Your task:
Filter the entries down to the lines holding "value", then copy those lines.

Records shown:
=====

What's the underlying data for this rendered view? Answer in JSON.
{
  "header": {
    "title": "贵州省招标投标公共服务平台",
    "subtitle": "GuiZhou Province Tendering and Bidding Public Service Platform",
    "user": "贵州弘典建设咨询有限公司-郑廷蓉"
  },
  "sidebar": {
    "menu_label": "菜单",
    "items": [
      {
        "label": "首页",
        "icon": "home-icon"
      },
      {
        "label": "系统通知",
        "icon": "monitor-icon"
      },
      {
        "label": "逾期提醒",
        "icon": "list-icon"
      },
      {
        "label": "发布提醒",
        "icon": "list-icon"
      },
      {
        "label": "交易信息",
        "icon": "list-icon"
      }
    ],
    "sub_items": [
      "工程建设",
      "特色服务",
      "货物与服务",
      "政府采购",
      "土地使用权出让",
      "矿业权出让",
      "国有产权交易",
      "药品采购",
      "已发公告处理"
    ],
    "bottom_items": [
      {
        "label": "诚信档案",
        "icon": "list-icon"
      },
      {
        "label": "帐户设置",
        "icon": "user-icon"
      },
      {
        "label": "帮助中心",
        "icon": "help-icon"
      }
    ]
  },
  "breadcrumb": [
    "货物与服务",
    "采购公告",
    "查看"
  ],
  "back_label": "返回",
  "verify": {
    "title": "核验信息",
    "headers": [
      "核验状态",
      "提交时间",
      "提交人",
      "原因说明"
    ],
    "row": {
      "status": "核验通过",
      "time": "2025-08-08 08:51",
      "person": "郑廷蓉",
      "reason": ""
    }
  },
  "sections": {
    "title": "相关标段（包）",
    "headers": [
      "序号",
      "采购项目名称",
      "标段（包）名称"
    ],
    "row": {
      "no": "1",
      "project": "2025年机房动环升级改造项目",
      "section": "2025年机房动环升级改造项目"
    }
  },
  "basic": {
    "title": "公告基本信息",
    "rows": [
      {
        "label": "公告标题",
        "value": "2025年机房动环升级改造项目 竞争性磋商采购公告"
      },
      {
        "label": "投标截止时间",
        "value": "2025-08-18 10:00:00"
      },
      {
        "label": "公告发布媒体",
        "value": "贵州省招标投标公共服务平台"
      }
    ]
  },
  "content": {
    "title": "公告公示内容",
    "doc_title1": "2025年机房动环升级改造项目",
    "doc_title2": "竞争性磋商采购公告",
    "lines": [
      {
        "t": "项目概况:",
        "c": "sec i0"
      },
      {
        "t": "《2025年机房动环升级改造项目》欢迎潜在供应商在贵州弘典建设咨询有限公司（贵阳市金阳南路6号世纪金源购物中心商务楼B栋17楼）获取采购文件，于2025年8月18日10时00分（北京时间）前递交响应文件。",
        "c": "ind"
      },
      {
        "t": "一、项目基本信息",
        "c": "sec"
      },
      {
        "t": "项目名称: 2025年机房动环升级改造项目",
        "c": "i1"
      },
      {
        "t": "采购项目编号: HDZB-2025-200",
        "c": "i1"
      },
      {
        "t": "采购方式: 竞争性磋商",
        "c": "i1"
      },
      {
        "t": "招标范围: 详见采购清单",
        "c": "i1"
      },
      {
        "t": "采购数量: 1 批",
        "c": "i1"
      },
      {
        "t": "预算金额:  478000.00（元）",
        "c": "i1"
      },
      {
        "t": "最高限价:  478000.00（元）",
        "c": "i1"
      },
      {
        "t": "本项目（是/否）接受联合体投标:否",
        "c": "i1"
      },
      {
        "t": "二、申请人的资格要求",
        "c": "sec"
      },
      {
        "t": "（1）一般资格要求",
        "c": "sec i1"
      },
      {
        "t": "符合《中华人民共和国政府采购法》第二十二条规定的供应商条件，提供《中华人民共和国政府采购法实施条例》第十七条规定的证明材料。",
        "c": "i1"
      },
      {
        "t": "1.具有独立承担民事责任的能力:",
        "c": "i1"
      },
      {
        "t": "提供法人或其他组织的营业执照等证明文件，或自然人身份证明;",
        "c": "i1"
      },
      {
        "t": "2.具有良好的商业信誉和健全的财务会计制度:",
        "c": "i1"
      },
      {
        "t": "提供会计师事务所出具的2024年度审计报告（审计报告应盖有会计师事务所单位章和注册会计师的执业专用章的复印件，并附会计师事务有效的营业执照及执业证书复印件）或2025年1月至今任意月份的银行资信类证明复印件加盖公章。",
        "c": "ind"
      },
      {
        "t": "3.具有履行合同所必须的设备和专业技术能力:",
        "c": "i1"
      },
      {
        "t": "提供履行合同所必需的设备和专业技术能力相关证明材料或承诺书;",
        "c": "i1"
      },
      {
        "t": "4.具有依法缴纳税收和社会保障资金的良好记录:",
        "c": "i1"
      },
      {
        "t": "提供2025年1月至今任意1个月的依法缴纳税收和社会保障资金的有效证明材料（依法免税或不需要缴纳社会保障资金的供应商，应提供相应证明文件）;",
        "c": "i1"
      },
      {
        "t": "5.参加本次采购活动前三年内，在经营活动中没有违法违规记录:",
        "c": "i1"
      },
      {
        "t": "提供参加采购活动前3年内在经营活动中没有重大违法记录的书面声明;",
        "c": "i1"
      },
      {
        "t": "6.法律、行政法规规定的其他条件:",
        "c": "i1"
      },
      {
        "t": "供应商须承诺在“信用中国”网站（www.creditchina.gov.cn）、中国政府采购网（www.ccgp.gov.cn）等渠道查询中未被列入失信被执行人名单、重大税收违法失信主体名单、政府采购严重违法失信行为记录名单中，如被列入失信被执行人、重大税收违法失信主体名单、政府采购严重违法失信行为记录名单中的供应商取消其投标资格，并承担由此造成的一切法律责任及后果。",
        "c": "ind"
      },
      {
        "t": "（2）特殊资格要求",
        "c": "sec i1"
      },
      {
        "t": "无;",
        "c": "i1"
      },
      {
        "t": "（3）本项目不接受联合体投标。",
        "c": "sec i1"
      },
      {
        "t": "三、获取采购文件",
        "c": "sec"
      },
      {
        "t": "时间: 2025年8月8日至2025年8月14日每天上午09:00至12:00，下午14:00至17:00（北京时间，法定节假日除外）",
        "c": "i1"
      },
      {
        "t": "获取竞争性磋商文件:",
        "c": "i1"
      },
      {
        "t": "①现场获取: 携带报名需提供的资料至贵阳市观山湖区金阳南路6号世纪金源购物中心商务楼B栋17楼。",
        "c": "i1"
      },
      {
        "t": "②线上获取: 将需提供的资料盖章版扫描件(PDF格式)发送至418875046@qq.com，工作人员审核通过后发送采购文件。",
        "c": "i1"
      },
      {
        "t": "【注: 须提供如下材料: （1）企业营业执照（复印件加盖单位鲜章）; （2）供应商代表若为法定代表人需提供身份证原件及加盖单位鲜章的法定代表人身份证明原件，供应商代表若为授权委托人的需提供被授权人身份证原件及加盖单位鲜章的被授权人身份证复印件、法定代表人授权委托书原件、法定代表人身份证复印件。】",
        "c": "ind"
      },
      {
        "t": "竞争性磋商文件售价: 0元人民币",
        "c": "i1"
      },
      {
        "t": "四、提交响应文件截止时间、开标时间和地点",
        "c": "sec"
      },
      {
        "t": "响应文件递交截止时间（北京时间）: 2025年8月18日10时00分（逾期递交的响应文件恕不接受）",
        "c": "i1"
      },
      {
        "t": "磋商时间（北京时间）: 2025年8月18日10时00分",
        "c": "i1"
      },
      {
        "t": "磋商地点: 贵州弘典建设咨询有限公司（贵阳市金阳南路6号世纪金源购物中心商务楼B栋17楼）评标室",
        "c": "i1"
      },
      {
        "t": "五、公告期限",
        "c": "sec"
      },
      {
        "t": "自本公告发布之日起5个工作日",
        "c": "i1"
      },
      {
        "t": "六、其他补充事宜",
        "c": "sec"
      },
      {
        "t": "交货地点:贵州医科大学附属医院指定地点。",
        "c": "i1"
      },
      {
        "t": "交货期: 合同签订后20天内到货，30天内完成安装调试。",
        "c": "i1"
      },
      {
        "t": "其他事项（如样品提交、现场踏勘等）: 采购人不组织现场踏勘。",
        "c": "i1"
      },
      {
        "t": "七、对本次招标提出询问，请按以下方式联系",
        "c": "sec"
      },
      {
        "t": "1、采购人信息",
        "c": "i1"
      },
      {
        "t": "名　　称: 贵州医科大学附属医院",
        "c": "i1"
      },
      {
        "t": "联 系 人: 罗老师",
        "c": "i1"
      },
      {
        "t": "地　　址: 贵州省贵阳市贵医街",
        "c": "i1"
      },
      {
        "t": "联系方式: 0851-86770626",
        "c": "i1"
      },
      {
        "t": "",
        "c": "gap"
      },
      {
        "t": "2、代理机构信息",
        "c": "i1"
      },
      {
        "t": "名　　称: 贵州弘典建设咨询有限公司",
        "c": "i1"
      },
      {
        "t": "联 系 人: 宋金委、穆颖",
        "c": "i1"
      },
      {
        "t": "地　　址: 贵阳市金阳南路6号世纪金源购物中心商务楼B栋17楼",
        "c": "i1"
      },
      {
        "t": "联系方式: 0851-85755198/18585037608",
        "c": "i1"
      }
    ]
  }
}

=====

Your solution:
        "value": "2025年机房动环升级改造项目 竞争性磋商采购公告"
        "value": "2025-08-18 10:00:00"
        "value": "贵州省招标投标公共服务平台"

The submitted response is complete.